Unfortunately, no matter where we live, natural disasters are a part of life. In south Louisiana, dealing with hurricanes and their aftermath is usually a yearly occurrence. A strong storm can leave life disrupted for quite a while, and home inspectors are often left wondering how to pass the time until their local housing market gets back to normal.
Some inspectors struggle to make ends meet during these situations, and look to find other ways to supplement their income during these trying times. Other inspectors are looking for ways to help out their neighbors, trying to put their inspection skills to good use. Still others are trying to find a way to combine these two things (helping people and keeping their family afloat financially).
Performing disaster assessment inspections can help provide us with some income while at the same time helping out our neighbors that are trying to figure out how bad the damage is to their properties.
I’ve gotten plenty of questions about this topic, with inspectors wondering how our Louisiana license applies in this situation. Here is my take on this subject.
The rules and laws in Louisiana describe a home inspection as being performed on a residential resale building, as defined in these two sections of the licensing law:
Chapter 3. Standards of Practice
Home Inspector: any person licensed under these rules who holds himself out to the general public and engages in the business of performing home inspections on resale residential buildings for compensation and who examines any component of a building, through visual means and through normal user controls, without the use of mathematical sciences.
Louisiana Administrative 1 Code October 2017 Title 46 PROFESSIONAL AND OCCUPATIONAL STANDARDS
Part XL. Home Inspectors
Chapter 1. General Rules
Resale Residential Building: a structure intended to be or that is used as a residence and consists of four or less living units, excluding commercial use space or unit s, which is not for sale for the first time.
It is my opinion that LHIs are allowed to perform disaster assessments, as these type of inspections do not fall under the authority of the LSBHI, as the structures that are not currently on the real estate market for resale.

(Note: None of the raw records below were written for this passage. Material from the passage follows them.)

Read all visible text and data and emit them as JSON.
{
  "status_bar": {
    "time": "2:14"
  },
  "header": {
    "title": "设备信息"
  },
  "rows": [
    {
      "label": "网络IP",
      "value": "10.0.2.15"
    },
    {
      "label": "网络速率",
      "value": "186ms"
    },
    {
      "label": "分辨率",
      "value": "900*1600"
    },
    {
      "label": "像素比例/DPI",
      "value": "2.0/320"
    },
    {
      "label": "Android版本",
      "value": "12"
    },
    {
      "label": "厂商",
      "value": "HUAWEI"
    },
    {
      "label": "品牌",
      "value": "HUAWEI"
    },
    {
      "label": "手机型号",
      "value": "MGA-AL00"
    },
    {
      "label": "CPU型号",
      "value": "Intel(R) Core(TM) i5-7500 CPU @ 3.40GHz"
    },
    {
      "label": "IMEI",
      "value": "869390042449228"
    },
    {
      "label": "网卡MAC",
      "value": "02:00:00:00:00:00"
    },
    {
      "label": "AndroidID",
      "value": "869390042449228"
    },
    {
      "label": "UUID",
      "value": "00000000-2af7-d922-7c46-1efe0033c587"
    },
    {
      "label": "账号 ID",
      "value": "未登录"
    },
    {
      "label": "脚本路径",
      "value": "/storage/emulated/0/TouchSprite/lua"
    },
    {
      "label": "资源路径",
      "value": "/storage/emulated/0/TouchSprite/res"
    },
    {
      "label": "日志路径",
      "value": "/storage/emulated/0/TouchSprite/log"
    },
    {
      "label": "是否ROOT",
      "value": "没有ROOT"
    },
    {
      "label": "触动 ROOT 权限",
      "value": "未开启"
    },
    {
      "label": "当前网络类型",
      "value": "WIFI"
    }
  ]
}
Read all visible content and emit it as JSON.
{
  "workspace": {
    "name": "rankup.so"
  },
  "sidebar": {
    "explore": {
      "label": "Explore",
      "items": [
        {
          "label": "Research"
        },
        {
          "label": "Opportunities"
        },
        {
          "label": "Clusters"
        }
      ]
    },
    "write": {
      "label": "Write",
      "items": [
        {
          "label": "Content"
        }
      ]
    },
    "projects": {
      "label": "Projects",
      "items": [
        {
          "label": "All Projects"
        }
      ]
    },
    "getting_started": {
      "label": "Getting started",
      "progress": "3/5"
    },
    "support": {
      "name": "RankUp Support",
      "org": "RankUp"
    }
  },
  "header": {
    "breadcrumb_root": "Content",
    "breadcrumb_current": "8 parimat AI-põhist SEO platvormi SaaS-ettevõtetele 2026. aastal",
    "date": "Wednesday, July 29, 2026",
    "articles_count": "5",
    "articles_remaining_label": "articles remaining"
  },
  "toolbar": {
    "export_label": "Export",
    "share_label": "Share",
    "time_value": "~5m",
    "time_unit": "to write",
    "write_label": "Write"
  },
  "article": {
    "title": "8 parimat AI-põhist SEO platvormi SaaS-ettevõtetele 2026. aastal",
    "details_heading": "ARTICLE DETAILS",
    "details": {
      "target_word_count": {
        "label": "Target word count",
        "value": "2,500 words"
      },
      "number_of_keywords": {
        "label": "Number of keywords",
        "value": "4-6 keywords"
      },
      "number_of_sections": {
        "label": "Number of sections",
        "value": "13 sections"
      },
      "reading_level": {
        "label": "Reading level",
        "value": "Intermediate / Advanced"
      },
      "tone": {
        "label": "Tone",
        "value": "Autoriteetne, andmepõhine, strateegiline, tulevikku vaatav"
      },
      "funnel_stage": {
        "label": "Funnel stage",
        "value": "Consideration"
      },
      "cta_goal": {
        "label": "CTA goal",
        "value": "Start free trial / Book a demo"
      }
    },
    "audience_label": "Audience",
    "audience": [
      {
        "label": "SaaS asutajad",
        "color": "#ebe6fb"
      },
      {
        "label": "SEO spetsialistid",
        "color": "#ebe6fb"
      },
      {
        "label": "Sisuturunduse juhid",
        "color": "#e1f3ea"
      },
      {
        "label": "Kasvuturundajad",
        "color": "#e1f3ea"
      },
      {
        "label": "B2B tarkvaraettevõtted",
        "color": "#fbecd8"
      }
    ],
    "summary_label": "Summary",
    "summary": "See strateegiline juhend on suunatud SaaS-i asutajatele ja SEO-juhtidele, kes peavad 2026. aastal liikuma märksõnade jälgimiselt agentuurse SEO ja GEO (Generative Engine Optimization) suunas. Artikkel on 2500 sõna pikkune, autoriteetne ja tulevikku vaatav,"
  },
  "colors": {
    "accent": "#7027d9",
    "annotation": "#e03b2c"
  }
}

I would caution inspectors performing these inspections to follow a few guidelines:
- Make it abundantly clear in any report you provide that you are not performing a standard home inspection, and that the report you are providing is not a home inspection report and as such, does not comply with the rules and laws of the LSBHI.
- Make sure that any potential client knows that you are not working with their insurance company, and that their insurance company may have a different opinion of the state of their property. Let them know that while your report may help them document the current condition of their property, it is not an insurance inspection.
- Get in touch with your home inspection insurance provider to determine whether your standard home inspection insurance policy provides coverage for these types of inspections. It’s quite likely that you are not insured for this type of activity, and an additional policy may need to be purchased to protect you and your business while performing disaster assessments.
Please note that I DO NOT represent or speak for the LSBHI, the opinions provided here are my own, and do not reflect any rulings provided by the board. As always, I recommend consulting with a qualified, licensed attorney for advice regarding the operation of your inspection business.